Ginger Stuyvesant, an American heiress living in London during World War I, is engaged to Captain Benjamin Harford, an intelligence officer. Ginger is a medium for the Spirit Corps, a special Spiritualist force. Each soldier heading for the front is conditioned to report to the mediums of the Spirit Corps when they die so the Corps can pass instant information about troop movements to military intelligence.
Ginger and her fellow mediums contribute a great deal to the war efforts, so long as they pass the information through appropriate channels. While Ben is away at the front, Ginger discovers the presence of a traitor. Without the presence of her fiance to validate her findings, the top brass thinks she’s just imagining things. Even worse, it is clear that the Spirit Corps is now being directly targeted by the German war effort. Left to her own devices, Ginger has to find out how the Germans are targeting the Spirit Corps and stop them. This is a difficult and dangerous task for a woman of that era, but this time both the spirit and the flesh are willing…
Once again, Kowal takes an innovative premise and executes it superbly, imaginatively marrying history with a fresh fantasy concept. Though the romance between Ginger and Ben is bittersweet, the story never becomes maudlin — in fact, it’s absolutely riveting. The story moves briskly as Ginger struggles to identify a spy in the English army, revealing itself as an engrossing amalgam of romance, historical fiction, fantasy and mystery. I only have one caution: When you start , Ghost Talkers, clear your schedule — you won’t be able to put it down.
—RT Reviews 4.5 stars - Top Pick

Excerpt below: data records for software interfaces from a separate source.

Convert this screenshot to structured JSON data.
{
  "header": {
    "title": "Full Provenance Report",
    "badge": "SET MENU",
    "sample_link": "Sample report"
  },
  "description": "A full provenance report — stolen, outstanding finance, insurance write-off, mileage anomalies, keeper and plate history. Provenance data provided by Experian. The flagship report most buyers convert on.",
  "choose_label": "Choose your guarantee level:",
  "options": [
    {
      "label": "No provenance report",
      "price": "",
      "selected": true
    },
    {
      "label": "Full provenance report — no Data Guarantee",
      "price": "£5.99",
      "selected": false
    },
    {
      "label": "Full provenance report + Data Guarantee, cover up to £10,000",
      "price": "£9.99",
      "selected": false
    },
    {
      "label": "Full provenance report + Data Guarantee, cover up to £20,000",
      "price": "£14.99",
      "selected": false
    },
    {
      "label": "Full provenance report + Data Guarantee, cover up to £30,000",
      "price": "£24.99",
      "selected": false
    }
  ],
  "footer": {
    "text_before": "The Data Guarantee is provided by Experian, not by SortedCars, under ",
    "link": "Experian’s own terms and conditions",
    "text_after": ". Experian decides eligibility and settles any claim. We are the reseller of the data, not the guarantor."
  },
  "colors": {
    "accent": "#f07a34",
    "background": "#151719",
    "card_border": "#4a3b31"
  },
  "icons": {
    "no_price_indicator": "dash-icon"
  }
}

American Ginger Stuyvesant is able to channel the spirits of the dead. Her skills, along with those of other psychics, are being put to use by a special branch of the British Army known as the Spirit Corps during World War I. Working out of a base in Le Havre, Ginger leads one of several circles whose members take intelligence from deceased soldiers who report what they saw on the battlefields. One day a fighter checks in who has been killed by a British officer, not a German enemy. Ginger has a hard time getting her male superior officers to take her seriously, but she is tenacious as she pulls on the threads of a mystery that threatens the whole of the Spirit Corps. VERDICT Hugo Award–winning Kowal (“The Glamourist” series) has a good feel for the era, creating a premise and setting that make this a refreshing historical fantasy.
Kowal’s depiction of spiritualism is richly imagined, and its complications and consequences are thoughtfully considered. Her depiction of the Western Front includes diverse characters often neglected in wartime stories: the many people who help Ginger include women young and old, people of color, and disabled veterans, all of whom are dismissed by the British men in charge. The well-drawn characters and the story’s gripping action and deep emotion will captivate readers.
—Publisher's Weekly -- Starred Review